Every founder of a start-up has to bring a certain entrepreneurial spirit to be successful. The Princely House of Liechtenstein, the owner of LGT, has been successfully pursuing entrepreneurial activities for centuries. Entrepreneurial thinking and actions are deeply rooted in LGT's DNA.
In the spring of 1997, Patek Philippe opened its newly built headquarters – a building with a volume of more than 155,000 cubic meters located in the Plan-les-Ouates district of Geneva. Since then, production and administration have been under the same roof. The company’s future space requirements will be met by a new building recently inaugurated by Philippe’s son Thierry Stern, and consists of around 50,000m² of floor space on six above-ground and four below-ground levels.
More than 2,500 important timepieces, not only by Patek Philippe, have been on display at the company’s watch museum in Geneva since 2001. Watchmaking is a traditional craft, however, at the beginning of the 21st century, Philippe Stern went against tradition and pushed innovation at the family business. The result? Under the banner of "advanced research", Patek Philippe used silicon to demonstrate where the future will lead, even in the high-end segment of watchmaking.
This use of the material, which until then had primarily been used for computer chips, of course polarized the industry. However, experience has shown that, for example, balance springs made of thermally stabilized silicon ensure outstanding precision.
After receiving thorough training from his father, Thierry Stern became President of the company in 2009. Today, Patek Philippe is the strongest team in the Champion’s League of watchmaking, and it is booming.
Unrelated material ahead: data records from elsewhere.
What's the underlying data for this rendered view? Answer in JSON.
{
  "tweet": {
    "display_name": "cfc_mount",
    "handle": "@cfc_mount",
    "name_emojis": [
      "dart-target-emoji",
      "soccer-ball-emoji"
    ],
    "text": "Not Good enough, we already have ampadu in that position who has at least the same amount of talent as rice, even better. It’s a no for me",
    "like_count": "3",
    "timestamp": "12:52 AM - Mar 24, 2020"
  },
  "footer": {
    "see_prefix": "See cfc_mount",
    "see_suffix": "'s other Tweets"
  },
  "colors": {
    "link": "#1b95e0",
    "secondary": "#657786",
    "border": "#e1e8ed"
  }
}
More than 62,000 timepieces, of which around 9,000 have a quartz movement, leave the Geneva production facility every year. The family-owned company generates an estimated almost two billion Swiss francs with its watches.
Of course, Covid-19 is also leaving its mark on this business. But there is no need to worry about the future. Should it ever be necessary, there would be plenty of investors on hand. But despite impressive offers, the family’s prized possession is not for sale. "What am I supposed to do with that money?" says Thierry Stern. "It would not make us any happier. Instead, we’d feel like we had lost something, because we really love what we do."
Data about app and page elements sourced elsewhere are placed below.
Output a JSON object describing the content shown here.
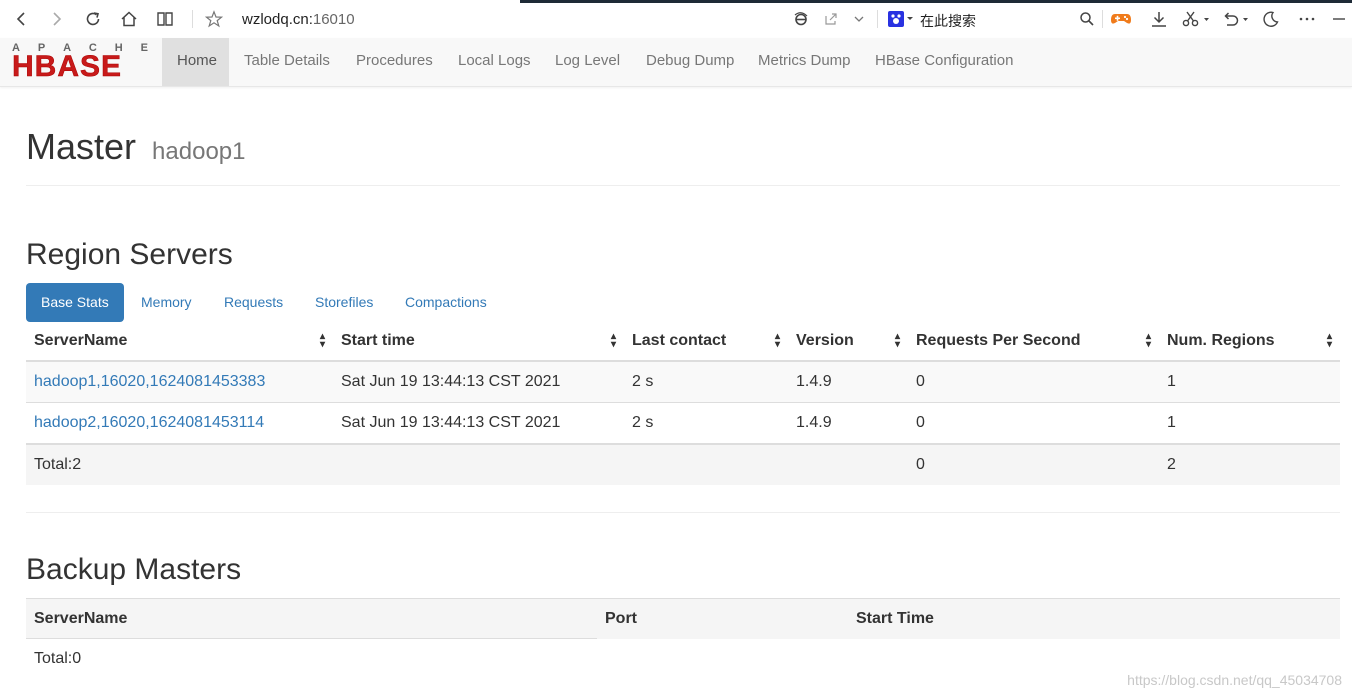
{
  "browser": {
    "url_host": "wzlodq.cn:",
    "url_port": "16010",
    "search_placeholder": "在此搜索"
  },
  "nav": {
    "logo_top": "APACHE",
    "logo_main": "HBASE",
    "items": [
      {
        "label": "Home",
        "active": true
      },
      {
        "label": "Table Details"
      },
      {
        "label": "Procedures"
      },
      {
        "label": "Local Logs"
      },
      {
        "label": "Log Level"
      },
      {
        "label": "Debug Dump"
      },
      {
        "label": "Metrics Dump"
      },
      {
        "label": "HBase Configuration"
      }
    ]
  },
  "header": {
    "title": "Master",
    "host": "hadoop1"
  },
  "region_servers": {
    "heading": "Region Servers",
    "tabs": [
      "Base Stats",
      "Memory",
      "Requests",
      "Storefiles",
      "Compactions"
    ],
    "columns": [
      "ServerName",
      "Start time",
      "Last contact",
      "Version",
      "Requests Per Second",
      "Num. Regions"
    ],
    "rows": [
      {
        "server": "hadoop1,16020,1624081453383",
        "start": "Sat Jun 19 13:44:13 CST 2021",
        "contact": "2 s",
        "version": "1.4.9",
        "rps": "0",
        "regions": "1"
      },
      {
        "server": "hadoop2,16020,1624081453114",
        "start": "Sat Jun 19 13:44:13 CST 2021",
        "contact": "2 s",
        "version": "1.4.9",
        "rps": "0",
        "regions": "1"
      }
    ],
    "total": {
      "label": "Total:2",
      "rps": "0",
      "regions": "2"
    }
  },
  "backup_masters": {
    "heading": "Backup Masters",
    "columns": [
      "ServerName",
      "Port",
      "Start Time"
    ],
    "total": "Total:0"
  },
  "watermark": "https://blog.csdn.net/qq_45034708"
}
He got his first wristwatch, a steel "Nautilus", at the age of 20. And his first creation, the "Aquanaut", which has a rubber strap, is now giving rise to waiting lists that are just as long as for the Nautilus. The relationship with suppliers and customers is very trusting. "Our advantage is the credibility that we embody."
When you talk to Thierry Stern about Patek Philippe, you almost get the feeling you are speaking to his father Philippe. "After all, I had the best teacher anyone could wish for. Especially when it comes to his strategic skills." However, he doesn’t want to be seen as a carbon copy. "Each generation must adapt the company to the present in order to lead it into the future."
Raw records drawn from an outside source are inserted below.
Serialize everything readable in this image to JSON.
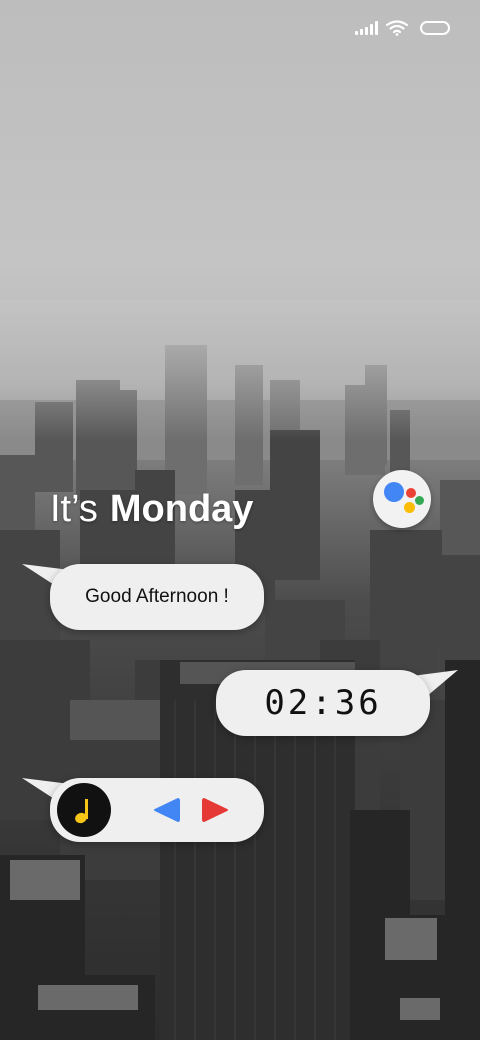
{
  "status_bar": {
    "icons": [
      "signal-icon",
      "wifi-icon",
      "battery-icon"
    ]
  },
  "greeting_header": {
    "prefix": "It’s",
    "day": "Monday"
  },
  "assistant": {
    "icon": "google-assistant-icon",
    "colors": [
      "#4285F4",
      "#EA4335",
      "#FBBC05",
      "#34A853"
    ]
  },
  "greeting_bubble": {
    "text": "Good Afternoon !"
  },
  "clock_bubble": {
    "time": "02:36"
  },
  "music_bubble": {
    "icons": [
      "music-note-icon",
      "previous-icon",
      "next-icon"
    ],
    "colors": {
      "note": "#F5C518",
      "previous": "#4285F4",
      "next": "#E53935"
    }
  },
  "theme": {
    "bubble_background": "#EFEFEF",
    "text_color": "#111111"
  }
}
There is still plenty of time before he retires, but his two sons represent the fifth generation of the Swiss family business. Regardless of what happens next, the work of Charles, Jean, Henri, Philippe and Thierry Stern over the past 88 years demonstrates the inestimable value of family tradition.
Watch expert and journalist Gisbert L. Brunner frequently contributes to German watch blog "Uhrenkosmos". The header visual shows the clockwork of a Patek Philippe Twenty-4 Automatic Referenz 7300 1450R 001 – (PPCo).